Now it is true that the world has lost the original intent of Halloween and they now think of it as a time of mischief and fear of the unknown. But this is not the first time the world has gotten our symbolism wrong is it? Satan still enjoys perverting holy customs and traditions and he has been particularly successful in twisting the meaning of Halloween. So that now this night has in fact become a night of fear and wickedness and debauchery for many as men take advantage of the time to destroy and injure others and carry on perversion. But this only serves as another reason for us to reclaim this day and put it back in its proper place.

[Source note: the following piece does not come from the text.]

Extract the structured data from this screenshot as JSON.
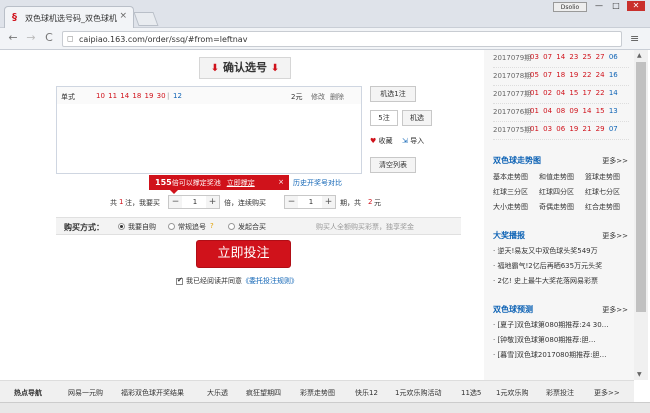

Many if not all of the traditions that have arisen had their origins in the gospel and the glorious freedom and life that the gospel brings to us. Children going door to door, collecting candy from neighbors, may not seem like a big deal to us in our society — where candy is a commonplace. But in earlier ages, candy was something rare and precious, simply because bread itself was often a rarity for many in the world. For most people throughout most of history, candy was a special treat that could only be had on very special occasions. For most people in most of the world, children begging in the streets was not a game, but a matter of life and death. Children coming to your door was not viewed as innocent fun, but often viewed as a threat to your own sparse food supply. And usually children doing this were rebuffed in fear and anger.
So what a contrast it is for children to have a night where they can play a begging game and go door to door asking for food and receiving not ordinary food but candy! A night when they would not be chased away in anger, but given special treats that were rare and precious! What can this mean? It means that a new day has come. The old world of death and destruction has been overthrown and now the new world of life and light has come in Christ Jesus.
Reformation Day or Halloween is not a time to look back wistfully at the past. We are not called to pine away for the past or to engage in sentimental dreaming about the “good ole days” (even if they actually were “good ole days”!).
The purpose of commemorative celebrations is to encourage us to move forward — armed not only with the knowledge of the past but with the confidence that history gives us because of what Jesus has done. We do not worship the past, but we do learn from it. One of the great lessons we can learn from the past is that the Church has never surrendered the past to Satan. The church has never retreated from reclaiming the world for King Jesus.
It is certainly understandable that Christians are uneasy and cautious about Halloween (and it seems to me that this is not at all unwise). But our uneasiness and caution must not move us to surrender truth. Originally Halloween was a Christian celebration and that is why we need to celebrate it today. We need to again refocus the world upon the victory of the saints. And thus, All Saints Eve is an important opportunity to demonstrate the victory of Christ over all evil. And it is a victory not just for Protestants, but for the whole world.
This celebration gives us another opportunity to imitate God. The psalmist says that when God observed all the conspiracies and perverse efforts of men to oppose and destroy His purposes, He laughed (Psa. 2). Halloween, All Saints Eve, gives us an opportunity to join in God’s holy laughter and mock the enemies of our Savior — from the least to the greatest. No matter what the world says or does, He is the King, eternal, immortal, invisible, the only wise God — Lord over all Lords, king over all the kings of the earth. The world may revel in death, but we will celebrate life — life abundant, eternal, and triumphant.
[I’m indebted to a number of articles and essays by various authors for the content here, but especially to James Jordan’s article “Concerning Halloween” in the Biblical Horizons newsletter.]